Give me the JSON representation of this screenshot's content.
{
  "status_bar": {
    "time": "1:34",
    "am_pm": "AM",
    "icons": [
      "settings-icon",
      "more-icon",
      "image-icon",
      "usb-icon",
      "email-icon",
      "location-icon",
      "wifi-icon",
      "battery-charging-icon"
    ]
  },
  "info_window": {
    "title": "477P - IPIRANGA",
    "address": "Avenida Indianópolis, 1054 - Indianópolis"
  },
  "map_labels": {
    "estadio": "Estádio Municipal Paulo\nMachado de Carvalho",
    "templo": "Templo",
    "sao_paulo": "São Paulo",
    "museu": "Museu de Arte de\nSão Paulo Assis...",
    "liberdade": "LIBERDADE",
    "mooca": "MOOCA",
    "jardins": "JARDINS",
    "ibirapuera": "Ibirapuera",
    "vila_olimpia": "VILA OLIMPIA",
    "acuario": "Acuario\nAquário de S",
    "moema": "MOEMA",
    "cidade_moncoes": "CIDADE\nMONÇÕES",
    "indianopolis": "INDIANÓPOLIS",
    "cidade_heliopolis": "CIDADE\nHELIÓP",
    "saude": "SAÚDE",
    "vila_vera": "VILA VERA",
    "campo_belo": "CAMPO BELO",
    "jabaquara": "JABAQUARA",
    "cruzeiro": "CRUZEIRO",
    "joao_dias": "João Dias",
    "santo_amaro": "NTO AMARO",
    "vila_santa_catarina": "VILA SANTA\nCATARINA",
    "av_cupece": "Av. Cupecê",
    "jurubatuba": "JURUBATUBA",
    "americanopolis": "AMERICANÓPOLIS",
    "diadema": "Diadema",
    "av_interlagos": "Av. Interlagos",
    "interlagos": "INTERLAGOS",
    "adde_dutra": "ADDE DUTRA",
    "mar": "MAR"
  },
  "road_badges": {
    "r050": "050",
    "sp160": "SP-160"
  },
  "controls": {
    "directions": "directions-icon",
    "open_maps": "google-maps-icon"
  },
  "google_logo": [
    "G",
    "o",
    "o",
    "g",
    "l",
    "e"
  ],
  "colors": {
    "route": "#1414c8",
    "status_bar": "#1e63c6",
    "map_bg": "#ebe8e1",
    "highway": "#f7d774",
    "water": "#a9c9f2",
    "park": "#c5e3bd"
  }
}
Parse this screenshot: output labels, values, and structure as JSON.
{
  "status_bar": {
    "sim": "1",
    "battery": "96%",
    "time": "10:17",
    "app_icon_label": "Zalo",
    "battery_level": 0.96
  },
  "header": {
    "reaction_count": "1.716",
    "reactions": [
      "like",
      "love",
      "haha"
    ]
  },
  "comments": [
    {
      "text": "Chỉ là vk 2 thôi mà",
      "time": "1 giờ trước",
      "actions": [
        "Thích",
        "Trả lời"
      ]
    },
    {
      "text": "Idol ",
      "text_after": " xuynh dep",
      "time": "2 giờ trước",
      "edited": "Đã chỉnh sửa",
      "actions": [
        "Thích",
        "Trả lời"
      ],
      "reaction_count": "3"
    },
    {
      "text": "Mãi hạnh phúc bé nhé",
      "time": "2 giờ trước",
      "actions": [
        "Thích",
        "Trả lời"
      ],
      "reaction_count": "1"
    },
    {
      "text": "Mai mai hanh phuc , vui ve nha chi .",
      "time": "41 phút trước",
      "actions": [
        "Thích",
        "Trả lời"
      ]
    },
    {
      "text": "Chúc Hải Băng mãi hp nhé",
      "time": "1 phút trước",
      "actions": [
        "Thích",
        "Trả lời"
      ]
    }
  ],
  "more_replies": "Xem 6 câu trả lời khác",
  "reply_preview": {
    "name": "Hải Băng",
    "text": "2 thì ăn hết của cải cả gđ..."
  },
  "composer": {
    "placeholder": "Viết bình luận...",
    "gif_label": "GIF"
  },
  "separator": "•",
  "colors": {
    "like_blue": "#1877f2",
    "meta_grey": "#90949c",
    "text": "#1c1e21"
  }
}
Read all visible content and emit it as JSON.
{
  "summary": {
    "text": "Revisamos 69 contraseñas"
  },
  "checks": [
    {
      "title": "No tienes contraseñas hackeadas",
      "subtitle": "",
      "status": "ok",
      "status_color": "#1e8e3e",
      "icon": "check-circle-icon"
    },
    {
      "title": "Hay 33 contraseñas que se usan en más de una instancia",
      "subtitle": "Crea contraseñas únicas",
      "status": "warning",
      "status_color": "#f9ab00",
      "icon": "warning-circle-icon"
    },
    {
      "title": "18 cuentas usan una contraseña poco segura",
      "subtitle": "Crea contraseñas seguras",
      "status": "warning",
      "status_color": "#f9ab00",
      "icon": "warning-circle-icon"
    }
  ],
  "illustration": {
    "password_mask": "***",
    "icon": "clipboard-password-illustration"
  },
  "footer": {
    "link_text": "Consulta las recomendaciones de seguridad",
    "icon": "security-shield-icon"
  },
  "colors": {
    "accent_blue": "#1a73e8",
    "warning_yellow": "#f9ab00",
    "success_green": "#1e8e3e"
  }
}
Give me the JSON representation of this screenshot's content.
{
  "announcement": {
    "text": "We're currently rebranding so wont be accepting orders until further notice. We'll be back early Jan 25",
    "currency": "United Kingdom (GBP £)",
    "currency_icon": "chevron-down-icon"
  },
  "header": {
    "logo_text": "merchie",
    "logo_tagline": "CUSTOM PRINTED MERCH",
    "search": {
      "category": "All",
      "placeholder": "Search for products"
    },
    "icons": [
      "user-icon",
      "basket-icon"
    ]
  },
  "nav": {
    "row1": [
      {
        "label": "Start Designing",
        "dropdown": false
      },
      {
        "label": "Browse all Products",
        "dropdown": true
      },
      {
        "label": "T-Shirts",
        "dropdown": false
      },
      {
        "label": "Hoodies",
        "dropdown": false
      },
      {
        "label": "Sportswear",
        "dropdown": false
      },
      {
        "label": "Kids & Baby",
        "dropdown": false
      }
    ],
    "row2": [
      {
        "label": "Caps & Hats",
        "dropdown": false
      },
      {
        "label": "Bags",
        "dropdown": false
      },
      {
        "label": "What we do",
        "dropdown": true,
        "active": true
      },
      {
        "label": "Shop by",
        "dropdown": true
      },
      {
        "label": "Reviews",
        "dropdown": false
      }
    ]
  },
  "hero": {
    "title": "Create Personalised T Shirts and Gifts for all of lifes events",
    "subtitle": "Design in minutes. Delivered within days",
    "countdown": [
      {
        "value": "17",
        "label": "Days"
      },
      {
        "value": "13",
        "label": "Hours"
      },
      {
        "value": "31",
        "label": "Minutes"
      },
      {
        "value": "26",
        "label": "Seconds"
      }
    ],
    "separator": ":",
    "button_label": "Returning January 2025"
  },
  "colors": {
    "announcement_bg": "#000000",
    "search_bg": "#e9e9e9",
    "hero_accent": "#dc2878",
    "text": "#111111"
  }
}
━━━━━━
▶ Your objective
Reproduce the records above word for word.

▶ Response to this task
Give me the JSON representation of this screenshot's content.
{
  "status_bar": {
    "time": "1:34",
    "am_pm": "AM",
    "icons": [
      "settings-icon",
      "more-icon",
      "image-icon",
      "usb-icon",
      "email-icon",
      "location-icon",
      "wifi-icon",
      "battery-charging-icon"
    ]
  },
  "info_window": {
    "title": "477P - IPIRANGA",
    "address": "Avenida Indianópolis, 1054 - Indianópolis"
  },
  "map_labels": {
    "estadio": "Estádio Municipal Paulo\nMachado de Carvalho",
    "templo": "Templo",
    "sao_paulo": "São Paulo",
    "museu": "Museu de Arte de\nSão Paulo Assis...",
    "liberdade": "LIBERDADE",
    "mooca": "MOOCA",
    "jardins": "JARDINS",
    "ibirapuera": "Ibirapuera",
    "vila_olimpia": "VILA OLIMPIA",
    "acuario": "Acuario\nAquário de S",
    "moema": "MOEMA",
    "cidade_moncoes": "CIDADE\nMONÇÕES",
    "indianopolis": "INDIANÓPOLIS",
    "cidade_heliopolis": "CIDADE\nHELIÓP",
    "saude": "SAÚDE",
    "vila_vera": "VILA VERA",
    "campo_belo": "CAMPO BELO",
    "jabaquara": "JABAQUARA",
    "cruzeiro": "CRUZEIRO",
    "joao_dias": "João Dias",
    "santo_amaro": "NTO AMARO",
    "vila_santa_catarina": "VILA SANTA\nCATARINA",
    "av_cupece": "Av. Cupecê",
    "jurubatuba": "JURUBATUBA",
    "americanopolis": "AMERICANÓPOLIS",
    "diadema": "Diadema",
    "av_interlagos": "Av. Interlagos",
    "interlagos": "INTERLAGOS",
    "adde_dutra": "ADDE DUTRA",
    "mar": "MAR"
  },
  "road_badges": {
    "r050": "050",
    "sp160": "SP-160"
  },
  "controls": {
    "directions": "directions-icon",
    "open_maps": "google-maps-icon"
  },
  "google_logo": [
    "G",
    "o",
    "o",
    "g",
    "l",
    "e"
  ],
  "colors": {
    "route": "#1414c8",
    "status_bar": "#1e63c6",
    "map_bg": "#ebe8e1",
    "highway": "#f7d774",
    "water": "#a9c9f2",
    "park": "#c5e3bd"
  }
}
Parse this screenshot: output labels, values, and structure as JSON.
{
  "status_bar": {
    "sim": "1",
    "battery": "96%",
    "time": "10:17",
    "app_icon_label": "Zalo",
    "battery_level": 0.96
  },
  "header": {
    "reaction_count": "1.716",
    "reactions": [
      "like",
      "love",
      "haha"
    ]
  },
  "comments": [
    {
      "text": "Chỉ là vk 2 thôi mà",
      "time": "1 giờ trước",
      "actions": [
        "Thích",
        "Trả lời"
      ]
    },
    {
      "text": "Idol ",
      "text_after": " xuynh dep",
      "time": "2 giờ trước",
      "edited": "Đã chỉnh sửa",
      "actions": [
        "Thích",
        "Trả lời"
      ],
      "reaction_count": "3"
    },
    {
      "text": "Mãi hạnh phúc bé nhé",
      "time": "2 giờ trước",
      "actions": [
        "Thích",
        "Trả lời"
      ],
      "reaction_count": "1"
    },
    {
      "text": "Mai mai hanh phuc , vui ve nha chi .",
      "time": "41 phút trước",
      "actions": [
        "Thích",
        "Trả lời"
      ]
    },
    {
      "text": "Chúc Hải Băng mãi hp nhé",
      "time": "1 phút trước",
      "actions": [
        "Thích",
        "Trả lời"
      ]
    }
  ],
  "more_replies": "Xem 6 câu trả lời khác",
  "reply_preview": {
    "name": "Hải Băng",
    "text": "2 thì ăn hết của cải cả gđ..."
  },
  "composer": {
    "placeholder": "Viết bình luận...",
    "gif_label": "GIF"
  },
  "separator": "•",
  "colors": {
    "like_blue": "#1877f2",
    "meta_grey": "#90949c",
    "text": "#1c1e21"
  }
}
Read all visible content and emit it as JSON.
{
  "summary": {
    "text": "Revisamos 69 contraseñas"
  },
  "checks": [
    {
      "title": "No tienes contraseñas hackeadas",
      "subtitle": "",
      "status": "ok",
      "status_color": "#1e8e3e",
      "icon": "check-circle-icon"
    },
    {
      "title": "Hay 33 contraseñas que se usan en más de una instancia",
      "subtitle": "Crea contraseñas únicas",
      "status": "warning",
      "status_color": "#f9ab00",
      "icon": "warning-circle-icon"
    },
    {
      "title": "18 cuentas usan una contraseña poco segura",
      "subtitle": "Crea contraseñas seguras",
      "status": "warning",
      "status_color": "#f9ab00",
      "icon": "warning-circle-icon"
    }
  ],
  "illustration": {
    "password_mask": "***",
    "icon": "clipboard-password-illustration"
  },
  "footer": {
    "link_text": "Consulta las recomendaciones de seguridad",
    "icon": "security-shield-icon"
  },
  "colors": {
    "accent_blue": "#1a73e8",
    "warning_yellow": "#f9ab00",
    "success_green": "#1e8e3e"
  }
}
Give me the JSON representation of this screenshot's content.
{
  "announcement": {
    "text": "We're currently rebranding so wont be accepting orders until further notice. We'll be back early Jan 25",
    "currency": "United Kingdom (GBP £)",
    "currency_icon": "chevron-down-icon"
  },
  "header": {
    "logo_text": "merchie",
    "logo_tagline": "CUSTOM PRINTED MERCH",
    "search": {
      "category": "All",
      "placeholder": "Search for products"
    },
    "icons": [
      "user-icon",
      "basket-icon"
    ]
  },
  "nav": {
    "row1": [
      {
        "label": "Start Designing",
        "dropdown": false
      },
      {
        "label": "Browse all Products",
        "dropdown": true
      },
      {
        "label": "T-Shirts",
        "dropdown": false
      },
      {
        "label": "Hoodies",
        "dropdown": false
      },
      {
        "label": "Sportswear",
        "dropdown": false
      },
      {
        "label": "Kids & Baby",
        "dropdown": false
      }
    ],
    "row2": [
      {
        "label": "Caps & Hats",
        "dropdown": false
      },
      {
        "label": "Bags",
        "dropdown": false
      },
      {
        "label": "What we do",
        "dropdown": true,
        "active": true
      },
      {
        "label": "Shop by",
        "dropdown": true
      },
      {
        "label": "Reviews",
        "dropdown": false
      }
    ]
  },
  "hero": {
    "title": "Create Personalised T Shirts and Gifts for all of lifes events",
    "subtitle": "Design in minutes. Delivered within days",
    "countdown": [
      {
        "value": "17",
        "label": "Days"
      },
      {
        "value": "13",
        "label": "Hours"
      },
      {
        "value": "31",
        "label": "Minutes"
      },
      {
        "value": "26",
        "label": "Seconds"
      }
    ],
    "separator": ":",
    "button_label": "Returning January 2025"
  },
  "colors": {
    "announcement_bg": "#000000",
    "search_bg": "#e9e9e9",
    "hero_accent": "#dc2878",
    "text": "#111111"
  }
}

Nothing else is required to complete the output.